> [EXERCISE PROMPT] Copy out the data word for word. The images are not part of the copy.

> [Stored data]
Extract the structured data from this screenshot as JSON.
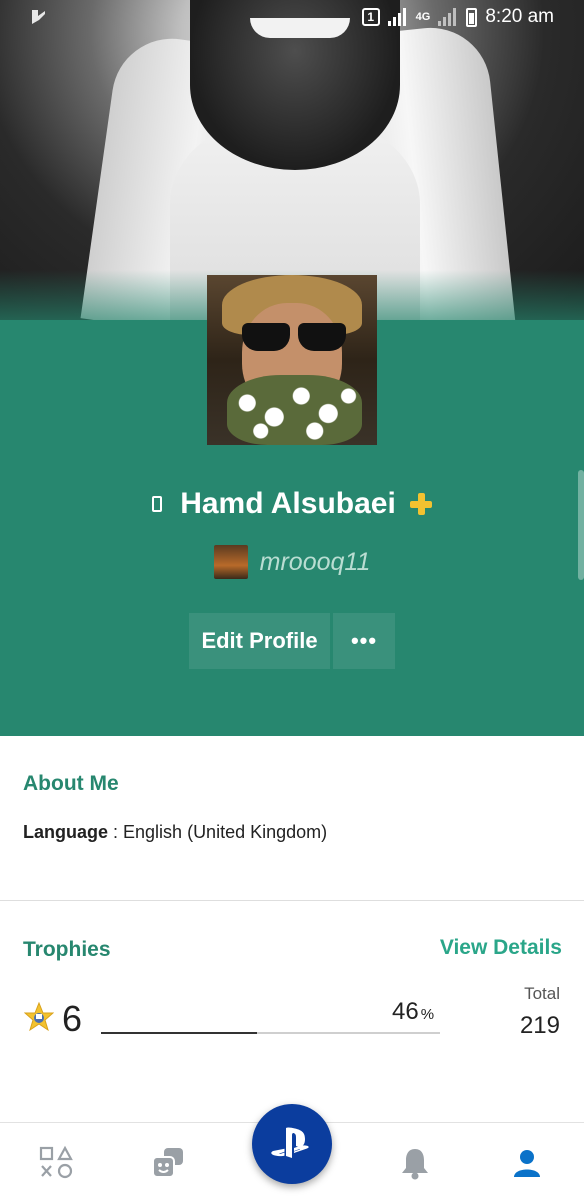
{
  "status_bar": {
    "sim_slot": "1",
    "network": "4G",
    "time": "8:20 am"
  },
  "profile": {
    "name": "Hamd Alsubaei",
    "psn_id": "mroooq11",
    "edit_profile_label": "Edit Profile",
    "more_label": "•••",
    "colors": {
      "header_green": "#27876f",
      "button_green": "#3a917c",
      "plus_gold": "#f2c230"
    }
  },
  "about": {
    "title": "About Me",
    "language_label": "Language",
    "language_separator": " : ",
    "language_value": "English (United Kingdom)"
  },
  "trophies": {
    "title": "Trophies",
    "view_details_label": "View Details",
    "level": "6",
    "progress_percent": "46",
    "percent_sign": "%",
    "progress_fraction": 0.46,
    "total_label": "Total",
    "total_value": "219"
  },
  "bottom_nav": {
    "items": [
      "games-icon",
      "friends-icon",
      "playstation-home-icon",
      "notifications-icon",
      "profile-icon"
    ],
    "active": "profile-icon",
    "colors": {
      "inactive": "#9aa0a6",
      "active": "#0a72c9",
      "fab": "#0b3d9e"
    }
  }
}
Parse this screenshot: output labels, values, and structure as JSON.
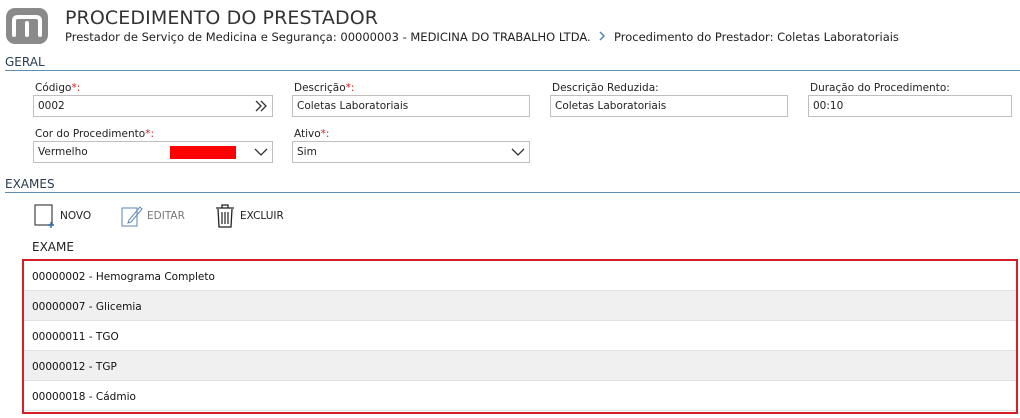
{
  "header": {
    "title": "PROCEDIMENTO DO PRESTADOR",
    "breadcrumb": {
      "parent": "Prestador de Serviço de Medicina e Segurança: 00000003 - MEDICINA DO TRABALHO LTDA.",
      "current": "Procedimento do Prestador: Coletas Laboratoriais"
    }
  },
  "geral": {
    "section_title": "GERAL",
    "codigo": {
      "label": "Código",
      "value": "0002",
      "required": "*:"
    },
    "descricao": {
      "label": "Descrição",
      "value": "Coletas Laboratoriais",
      "required": "*:"
    },
    "descricao_reduzida": {
      "label": "Descrição Reduzida:",
      "value": "Coletas Laboratoriais"
    },
    "duracao": {
      "label": "Duração do Procedimento:",
      "value": "00:10"
    },
    "cor": {
      "label": "Cor do Procedimento",
      "value": "Vermelho",
      "required": "*:",
      "swatch": "#ff0000"
    },
    "ativo": {
      "label": "Ativo",
      "value": "Sim",
      "required": "*:"
    }
  },
  "exames": {
    "section_title": "EXAMES",
    "toolbar": {
      "novo": "NOVO",
      "editar": "EDITAR",
      "excluir": "EXCLUIR"
    },
    "column_header": "EXAME",
    "rows": [
      "00000002 - Hemograma Completo",
      "00000007 - Glicemia",
      "00000011 - TGO",
      "00000012 - TGP",
      "00000018 - Cádmio"
    ]
  },
  "colors": {
    "accent_line": "#5f8fb0",
    "highlight_border": "#d51f27",
    "required": "#d42020"
  },
  "icons": [
    "logo-icon",
    "chevron-right-icon",
    "double-chevron-icon",
    "chevron-down-icon",
    "new-document-icon",
    "edit-icon",
    "trash-icon"
  ]
}
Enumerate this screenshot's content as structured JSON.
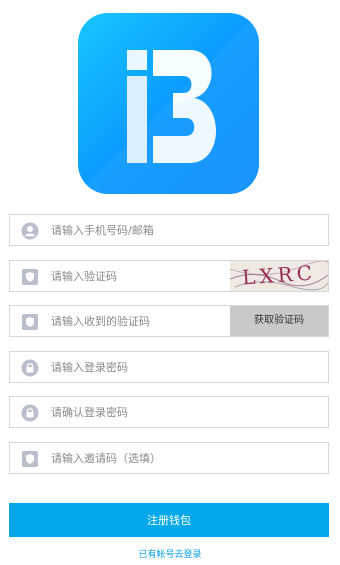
{
  "logo": {
    "icon": "ib-logo-icon",
    "gradient_start": "#18c6ff",
    "gradient_end": "#0b8dfa"
  },
  "form": {
    "phone_email": {
      "placeholder": "请输入手机号码/邮箱",
      "icon": "user-icon"
    },
    "captcha": {
      "placeholder": "请输入验证码",
      "icon": "shield-icon",
      "image_text": "LXRC"
    },
    "sms_code": {
      "placeholder": "请输入收到的验证码",
      "icon": "shield-icon",
      "button_label": "获取验证码"
    },
    "password": {
      "placeholder": "请输入登录密码",
      "icon": "lock-icon"
    },
    "confirm_password": {
      "placeholder": "请确认登录密码",
      "icon": "lock-icon"
    },
    "invite_code": {
      "placeholder": "请输入邀请码（选填）",
      "icon": "shield-icon"
    }
  },
  "actions": {
    "submit_label": "注册钱包",
    "login_link": "已有帐号去登录"
  },
  "colors": {
    "primary": "#02a8ea",
    "link": "#0aa1e6",
    "border": "#d7d7d7",
    "icon": "#b9bfcc"
  }
}
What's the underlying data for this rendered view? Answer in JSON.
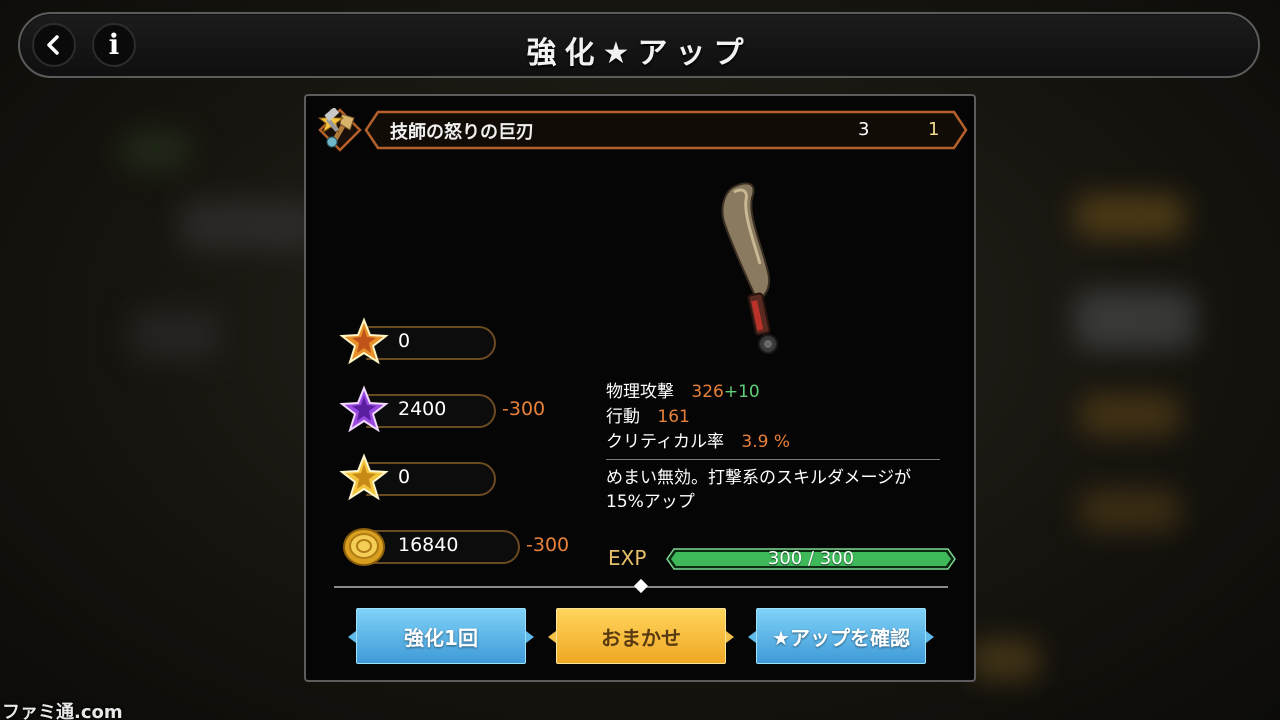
{
  "header": {
    "title": "強化★アップ",
    "back_icon": "back-arrow-icon",
    "info_icon": "info-icon"
  },
  "item": {
    "name": "技師の怒りの巨刃",
    "rarity": "3",
    "level": "1",
    "icon": "greataxe-icon"
  },
  "resources": [
    {
      "icon": "orange-star-icon",
      "value": "0",
      "delta": ""
    },
    {
      "icon": "purple-star-icon",
      "value": "2400",
      "delta": "-300"
    },
    {
      "icon": "gold-star-icon",
      "value": "0",
      "delta": ""
    },
    {
      "icon": "gold-coin-icon",
      "value": "16840",
      "delta": "-300"
    }
  ],
  "stats": {
    "attack_label": "物理攻撃",
    "attack_value": "326",
    "attack_bonus": "+10",
    "action_label": "行動",
    "action_value": "161",
    "crit_label": "クリティカル率",
    "crit_value": "3.9 %"
  },
  "description": "めまい無効。打撃系のスキルダメージが15%アップ",
  "exp": {
    "label": "EXP",
    "text": "300 / 300",
    "progress": 1.0
  },
  "buttons": {
    "enhance_once": "強化1回",
    "auto": "おまかせ",
    "confirm_star_up": "★アップを確認"
  },
  "watermark": "ファミ通.com",
  "colors": {
    "accent_orange": "#e8823a",
    "bonus_green": "#5fd07a",
    "exp_green": "#3fb85a",
    "button_blue": "#4aa6e0",
    "button_gold": "#f5b830"
  }
}
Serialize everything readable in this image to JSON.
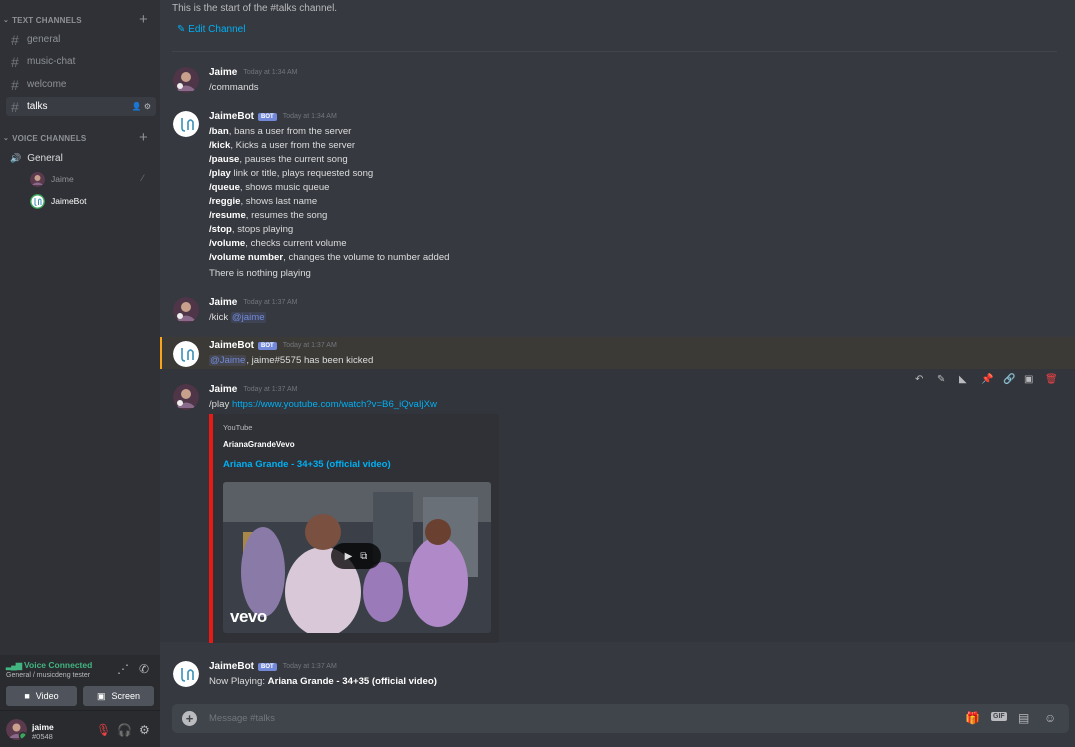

> [TASK RESPONSE]
Extract the structured data from this screenshot as JSON.
{
  "status_bar": {
    "sim_slot": "1",
    "network": "4G",
    "time": "8:20 am"
  },
  "profile": {
    "name": "Hamd Alsubaei",
    "psn_id": "mroooq11",
    "edit_profile_label": "Edit Profile",
    "more_label": "•••",
    "colors": {
      "header_green": "#27876f",
      "button_green": "#3a917c",
      "plus_gold": "#f2c230"
    }
  },
  "about": {
    "title": "About Me",
    "language_label": "Language",
    "language_separator": " : ",
    "language_value": "English (United Kingdom)"
  },
  "trophies": {
    "title": "Trophies",
    "view_details_label": "View Details",
    "level": "6",
    "progress_percent": "46",
    "percent_sign": "%",
    "progress_fraction": 0.46,
    "total_label": "Total",
    "total_value": "219"
  },
  "bottom_nav": {
    "items": [
      "games-icon",
      "friends-icon",
      "playstation-home-icon",
      "notifications-icon",
      "profile-icon"
    ],
    "active": "profile-icon",
    "colors": {
      "inactive": "#9aa0a6",
      "active": "#0a72c9",
      "fab": "#0b3d9e"
    }
  }
}
Parse this screenshot: output labels, values, and structure as JSON.
{
  "header": {
    "title": "PROCEDIMENTO DO PRESTADOR",
    "breadcrumb": {
      "parent": "Prestador de Serviço de Medicina e Segurança: 00000003 - MEDICINA DO TRABALHO LTDA.",
      "current": "Procedimento do Prestador: Coletas Laboratoriais"
    }
  },
  "geral": {
    "section_title": "GERAL",
    "codigo": {
      "label": "Código",
      "value": "0002",
      "required": "*:"
    },
    "descricao": {
      "label": "Descrição",
      "value": "Coletas Laboratoriais",
      "required": "*:"
    },
    "descricao_reduzida": {
      "label": "Descrição Reduzida:",
      "value": "Coletas Laboratoriais"
    },
    "duracao": {
      "label": "Duração do Procedimento:",
      "value": "00:10"
    },
    "cor": {
      "label": "Cor do Procedimento",
      "value": "Vermelho",
      "required": "*:",
      "swatch": "#ff0000"
    },
    "ativo": {
      "label": "Ativo",
      "value": "Sim",
      "required": "*:"
    }
  },
  "exames": {
    "section_title": "EXAMES",
    "toolbar": {
      "novo": "NOVO",
      "editar": "EDITAR",
      "excluir": "EXCLUIR"
    },
    "column_header": "EXAME",
    "rows": [
      "00000002 - Hemograma Completo",
      "00000007 - Glicemia",
      "00000011 - TGO",
      "00000012 - TGP",
      "00000018 - Cádmio"
    ]
  },
  "colors": {
    "accent_line": "#5f8fb0",
    "highlight_border": "#d51f27",
    "required": "#d42020"
  },
  "icons": [
    "logo-icon",
    "chevron-right-icon",
    "double-chevron-icon",
    "chevron-down-icon",
    "new-document-icon",
    "edit-icon",
    "trash-icon"
  ]
}
Enumerate this screenshot's content as structured JSON.
{
  "logo": {
    "icon": "ib-logo-icon",
    "gradient_start": "#18c6ff",
    "gradient_end": "#0b8dfa"
  },
  "form": {
    "phone_email": {
      "placeholder": "请输入手机号码/邮箱",
      "icon": "user-icon"
    },
    "captcha": {
      "placeholder": "请输入验证码",
      "icon": "shield-icon",
      "image_text": "LXRC"
    },
    "sms_code": {
      "placeholder": "请输入收到的验证码",
      "icon": "shield-icon",
      "button_label": "获取验证码"
    },
    "password": {
      "placeholder": "请输入登录密码",
      "icon": "lock-icon"
    },
    "confirm_password": {
      "placeholder": "请确认登录密码",
      "icon": "lock-icon"
    },
    "invite_code": {
      "placeholder": "请输入邀请码（选填）",
      "icon": "shield-icon"
    }
  },
  "actions": {
    "submit_label": "注册钱包",
    "login_link": "已有帐号去登录"
  },
  "colors": {
    "primary": "#02a8ea",
    "link": "#0aa1e6",
    "border": "#d7d7d7",
    "icon": "#b9bfcc"
  }
}
What's the underlying data for this rendered view? Answer in JSON.
{
  "header": {
    "title": "強化★アップ",
    "back_icon": "back-arrow-icon",
    "info_icon": "info-icon"
  },
  "item": {
    "name": "技師の怒りの巨刃",
    "rarity": "3",
    "level": "1",
    "icon": "greataxe-icon"
  },
  "resources": [
    {
      "icon": "orange-star-icon",
      "value": "0",
      "delta": ""
    },
    {
      "icon": "purple-star-icon",
      "value": "2400",
      "delta": "-300"
    },
    {
      "icon": "gold-star-icon",
      "value": "0",
      "delta": ""
    },
    {
      "icon": "gold-coin-icon",
      "value": "16840",
      "delta": "-300"
    }
  ],
  "stats": {
    "attack_label": "物理攻撃",
    "attack_value": "326",
    "attack_bonus": "+10",
    "action_label": "行動",
    "action_value": "161",
    "crit_label": "クリティカル率",
    "crit_value": "3.9 %"
  },
  "description": "めまい無効。打撃系のスキルダメージが15%アップ",
  "exp": {
    "label": "EXP",
    "text": "300 / 300",
    "progress": 1.0
  },
  "buttons": {
    "enhance_once": "強化1回",
    "auto": "おまかせ",
    "confirm_star_up": "★アップを確認"
  },
  "watermark": "ファミ通.com",
  "colors": {
    "accent_orange": "#e8823a",
    "bonus_green": "#5fd07a",
    "exp_green": "#3fb85a",
    "button_blue": "#4aa6e0",
    "button_gold": "#f5b830"
  }
}
Serialize everything readable in this image to JSON.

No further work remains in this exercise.